[Start of Attachment]

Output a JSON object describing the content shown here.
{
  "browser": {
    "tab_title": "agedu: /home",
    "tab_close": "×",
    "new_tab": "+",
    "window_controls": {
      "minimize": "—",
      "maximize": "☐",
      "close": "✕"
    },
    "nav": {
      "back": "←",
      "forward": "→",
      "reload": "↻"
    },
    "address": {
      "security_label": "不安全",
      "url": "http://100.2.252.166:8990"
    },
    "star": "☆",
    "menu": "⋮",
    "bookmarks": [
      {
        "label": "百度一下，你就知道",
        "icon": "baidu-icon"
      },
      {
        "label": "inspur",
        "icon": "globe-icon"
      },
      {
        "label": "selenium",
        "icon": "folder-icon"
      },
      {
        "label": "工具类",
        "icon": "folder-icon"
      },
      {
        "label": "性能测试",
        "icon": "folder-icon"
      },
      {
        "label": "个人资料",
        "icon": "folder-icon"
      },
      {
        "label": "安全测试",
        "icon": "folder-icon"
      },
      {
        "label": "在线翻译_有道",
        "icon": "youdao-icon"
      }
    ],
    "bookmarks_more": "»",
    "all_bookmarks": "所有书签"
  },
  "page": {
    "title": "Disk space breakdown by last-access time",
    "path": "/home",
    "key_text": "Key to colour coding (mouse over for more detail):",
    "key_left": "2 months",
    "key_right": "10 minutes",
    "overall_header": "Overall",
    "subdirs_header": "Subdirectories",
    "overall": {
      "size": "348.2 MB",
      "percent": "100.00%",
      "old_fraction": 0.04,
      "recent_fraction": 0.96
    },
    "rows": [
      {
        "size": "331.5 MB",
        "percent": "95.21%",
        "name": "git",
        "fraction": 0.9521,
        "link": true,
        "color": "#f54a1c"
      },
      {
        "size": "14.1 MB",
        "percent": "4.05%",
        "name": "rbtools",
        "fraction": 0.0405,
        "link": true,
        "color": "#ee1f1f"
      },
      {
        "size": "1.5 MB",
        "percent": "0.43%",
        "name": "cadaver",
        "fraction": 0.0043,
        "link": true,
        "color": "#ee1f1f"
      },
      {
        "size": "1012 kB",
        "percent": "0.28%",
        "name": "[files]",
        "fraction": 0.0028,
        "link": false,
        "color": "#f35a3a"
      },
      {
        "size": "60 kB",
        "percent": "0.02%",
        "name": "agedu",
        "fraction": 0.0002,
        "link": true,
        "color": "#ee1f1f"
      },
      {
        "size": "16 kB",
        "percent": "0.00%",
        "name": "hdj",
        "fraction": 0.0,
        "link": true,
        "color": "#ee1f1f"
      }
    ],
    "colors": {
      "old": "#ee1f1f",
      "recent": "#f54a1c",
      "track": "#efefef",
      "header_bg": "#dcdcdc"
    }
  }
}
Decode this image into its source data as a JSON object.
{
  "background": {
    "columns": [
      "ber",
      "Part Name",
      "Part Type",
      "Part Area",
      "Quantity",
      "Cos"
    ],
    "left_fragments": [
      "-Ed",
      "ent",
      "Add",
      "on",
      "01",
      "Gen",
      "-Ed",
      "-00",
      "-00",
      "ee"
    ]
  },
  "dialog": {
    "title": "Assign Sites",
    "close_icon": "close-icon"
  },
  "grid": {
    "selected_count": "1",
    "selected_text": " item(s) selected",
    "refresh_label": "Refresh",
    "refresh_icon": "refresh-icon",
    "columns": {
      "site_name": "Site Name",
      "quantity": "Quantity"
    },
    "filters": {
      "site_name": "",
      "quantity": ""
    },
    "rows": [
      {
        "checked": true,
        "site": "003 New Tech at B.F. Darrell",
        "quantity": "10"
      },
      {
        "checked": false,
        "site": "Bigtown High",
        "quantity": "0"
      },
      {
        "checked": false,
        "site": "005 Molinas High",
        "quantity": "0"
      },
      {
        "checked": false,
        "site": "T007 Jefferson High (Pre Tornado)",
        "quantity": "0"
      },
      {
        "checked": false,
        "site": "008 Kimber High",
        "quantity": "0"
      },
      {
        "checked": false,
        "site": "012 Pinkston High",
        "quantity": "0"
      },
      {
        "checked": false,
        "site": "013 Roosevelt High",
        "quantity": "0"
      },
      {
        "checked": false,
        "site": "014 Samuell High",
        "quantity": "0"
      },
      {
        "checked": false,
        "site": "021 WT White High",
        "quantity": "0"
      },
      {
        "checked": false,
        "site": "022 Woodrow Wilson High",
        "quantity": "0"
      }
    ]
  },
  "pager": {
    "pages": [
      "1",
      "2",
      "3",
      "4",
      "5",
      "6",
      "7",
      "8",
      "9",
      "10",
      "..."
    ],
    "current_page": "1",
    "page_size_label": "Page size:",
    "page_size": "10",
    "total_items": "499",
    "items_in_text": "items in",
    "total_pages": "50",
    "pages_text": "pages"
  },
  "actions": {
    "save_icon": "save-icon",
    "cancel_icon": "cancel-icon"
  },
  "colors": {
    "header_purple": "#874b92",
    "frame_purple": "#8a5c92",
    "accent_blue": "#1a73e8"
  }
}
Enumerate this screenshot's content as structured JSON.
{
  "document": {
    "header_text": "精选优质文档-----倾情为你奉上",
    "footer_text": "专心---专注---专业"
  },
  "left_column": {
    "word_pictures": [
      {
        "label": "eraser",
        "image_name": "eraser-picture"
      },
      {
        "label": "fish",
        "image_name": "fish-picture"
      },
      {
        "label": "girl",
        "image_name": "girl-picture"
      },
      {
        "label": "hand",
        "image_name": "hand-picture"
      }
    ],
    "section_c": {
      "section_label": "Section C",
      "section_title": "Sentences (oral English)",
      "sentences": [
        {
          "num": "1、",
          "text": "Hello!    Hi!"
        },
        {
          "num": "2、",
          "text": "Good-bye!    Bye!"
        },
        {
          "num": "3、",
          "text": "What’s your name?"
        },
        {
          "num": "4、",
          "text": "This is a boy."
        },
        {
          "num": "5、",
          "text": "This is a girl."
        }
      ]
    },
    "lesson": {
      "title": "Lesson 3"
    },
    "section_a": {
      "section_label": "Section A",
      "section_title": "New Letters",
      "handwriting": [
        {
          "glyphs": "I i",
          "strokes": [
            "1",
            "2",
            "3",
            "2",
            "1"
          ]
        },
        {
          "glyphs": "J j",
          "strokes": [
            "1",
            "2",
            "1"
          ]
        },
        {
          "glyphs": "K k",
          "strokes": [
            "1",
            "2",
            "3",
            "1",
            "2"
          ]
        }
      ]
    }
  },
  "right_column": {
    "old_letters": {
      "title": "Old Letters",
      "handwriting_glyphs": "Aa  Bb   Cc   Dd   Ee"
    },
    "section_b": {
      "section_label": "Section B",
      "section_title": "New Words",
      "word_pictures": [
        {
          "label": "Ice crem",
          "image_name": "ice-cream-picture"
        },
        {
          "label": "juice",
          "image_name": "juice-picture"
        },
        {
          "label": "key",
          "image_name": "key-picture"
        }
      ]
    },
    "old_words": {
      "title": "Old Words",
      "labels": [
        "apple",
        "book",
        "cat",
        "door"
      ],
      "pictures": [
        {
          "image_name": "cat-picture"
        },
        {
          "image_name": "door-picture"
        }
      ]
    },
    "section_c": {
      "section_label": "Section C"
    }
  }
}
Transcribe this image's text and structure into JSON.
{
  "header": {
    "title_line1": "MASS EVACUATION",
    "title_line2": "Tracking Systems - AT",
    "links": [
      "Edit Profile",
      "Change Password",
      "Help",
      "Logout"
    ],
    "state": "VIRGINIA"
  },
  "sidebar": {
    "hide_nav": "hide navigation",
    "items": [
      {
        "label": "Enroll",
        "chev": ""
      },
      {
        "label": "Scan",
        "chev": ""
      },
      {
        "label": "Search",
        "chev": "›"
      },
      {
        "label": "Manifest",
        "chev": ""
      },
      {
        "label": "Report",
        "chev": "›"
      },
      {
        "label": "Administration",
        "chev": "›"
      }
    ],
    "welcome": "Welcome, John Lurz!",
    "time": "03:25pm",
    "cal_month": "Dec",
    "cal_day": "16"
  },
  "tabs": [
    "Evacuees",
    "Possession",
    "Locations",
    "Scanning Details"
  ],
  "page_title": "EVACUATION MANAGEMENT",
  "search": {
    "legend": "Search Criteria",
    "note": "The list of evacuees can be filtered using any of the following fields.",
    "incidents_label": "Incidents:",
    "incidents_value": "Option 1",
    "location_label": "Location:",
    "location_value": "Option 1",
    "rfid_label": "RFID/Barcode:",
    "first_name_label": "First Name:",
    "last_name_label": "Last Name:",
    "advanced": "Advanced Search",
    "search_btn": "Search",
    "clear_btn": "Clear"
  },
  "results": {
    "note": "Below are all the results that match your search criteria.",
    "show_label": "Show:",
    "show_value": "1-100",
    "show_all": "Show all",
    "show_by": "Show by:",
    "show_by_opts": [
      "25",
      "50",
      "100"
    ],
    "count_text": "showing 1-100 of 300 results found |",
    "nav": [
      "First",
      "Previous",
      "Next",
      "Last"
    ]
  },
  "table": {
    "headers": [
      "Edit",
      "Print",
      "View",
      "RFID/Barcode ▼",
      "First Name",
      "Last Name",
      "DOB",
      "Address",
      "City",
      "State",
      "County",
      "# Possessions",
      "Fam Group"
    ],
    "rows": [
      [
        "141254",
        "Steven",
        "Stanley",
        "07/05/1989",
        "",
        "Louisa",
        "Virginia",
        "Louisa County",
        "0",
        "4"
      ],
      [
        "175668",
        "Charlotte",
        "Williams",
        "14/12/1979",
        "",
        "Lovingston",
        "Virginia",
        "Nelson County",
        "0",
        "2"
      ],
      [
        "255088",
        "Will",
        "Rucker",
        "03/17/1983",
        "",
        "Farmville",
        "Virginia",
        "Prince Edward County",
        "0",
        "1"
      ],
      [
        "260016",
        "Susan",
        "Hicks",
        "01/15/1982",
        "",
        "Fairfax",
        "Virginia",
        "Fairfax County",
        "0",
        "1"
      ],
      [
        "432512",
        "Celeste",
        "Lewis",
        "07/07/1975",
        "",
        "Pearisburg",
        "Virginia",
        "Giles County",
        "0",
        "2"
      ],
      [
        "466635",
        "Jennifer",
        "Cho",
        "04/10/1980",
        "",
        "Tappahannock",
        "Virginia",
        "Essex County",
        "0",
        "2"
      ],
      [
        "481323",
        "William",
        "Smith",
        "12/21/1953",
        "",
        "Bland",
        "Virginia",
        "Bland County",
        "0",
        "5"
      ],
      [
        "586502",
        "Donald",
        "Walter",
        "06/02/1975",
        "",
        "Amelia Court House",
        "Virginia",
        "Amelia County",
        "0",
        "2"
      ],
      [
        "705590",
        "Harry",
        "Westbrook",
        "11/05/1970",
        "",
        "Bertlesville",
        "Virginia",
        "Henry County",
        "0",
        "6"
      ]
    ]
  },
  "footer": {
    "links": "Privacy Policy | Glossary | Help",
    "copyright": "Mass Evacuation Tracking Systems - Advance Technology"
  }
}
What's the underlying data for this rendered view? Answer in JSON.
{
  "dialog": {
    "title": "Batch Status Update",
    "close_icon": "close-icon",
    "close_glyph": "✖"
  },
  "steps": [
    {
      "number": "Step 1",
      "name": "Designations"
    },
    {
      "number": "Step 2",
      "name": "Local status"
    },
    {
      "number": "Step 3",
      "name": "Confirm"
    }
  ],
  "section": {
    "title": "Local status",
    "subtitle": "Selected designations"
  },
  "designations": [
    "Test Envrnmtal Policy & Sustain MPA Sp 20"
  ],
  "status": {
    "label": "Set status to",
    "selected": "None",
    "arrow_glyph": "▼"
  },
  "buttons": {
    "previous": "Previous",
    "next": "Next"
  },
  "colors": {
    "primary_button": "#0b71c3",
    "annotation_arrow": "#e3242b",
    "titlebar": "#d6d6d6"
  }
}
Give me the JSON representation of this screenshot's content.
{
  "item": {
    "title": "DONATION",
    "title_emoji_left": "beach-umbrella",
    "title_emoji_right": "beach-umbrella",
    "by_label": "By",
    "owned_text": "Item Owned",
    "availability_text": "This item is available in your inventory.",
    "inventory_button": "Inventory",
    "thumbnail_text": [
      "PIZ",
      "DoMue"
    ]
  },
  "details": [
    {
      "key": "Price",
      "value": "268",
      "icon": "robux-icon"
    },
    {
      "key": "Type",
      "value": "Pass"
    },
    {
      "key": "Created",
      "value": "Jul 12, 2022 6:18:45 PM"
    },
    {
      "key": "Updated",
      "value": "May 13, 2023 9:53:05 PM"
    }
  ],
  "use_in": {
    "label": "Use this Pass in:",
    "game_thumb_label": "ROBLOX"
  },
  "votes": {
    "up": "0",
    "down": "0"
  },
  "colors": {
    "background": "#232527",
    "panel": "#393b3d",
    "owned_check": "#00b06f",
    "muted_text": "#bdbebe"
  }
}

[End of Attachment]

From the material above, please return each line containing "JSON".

Output a JSON object describing the content shown here.
Decode this image into its source data as a JSON object.
Enumerate this screenshot's content as structured JSON.
Transcribe this image's text and structure into JSON.
What's the underlying data for this rendered view? Answer in JSON.
Give me the JSON representation of this screenshot's content.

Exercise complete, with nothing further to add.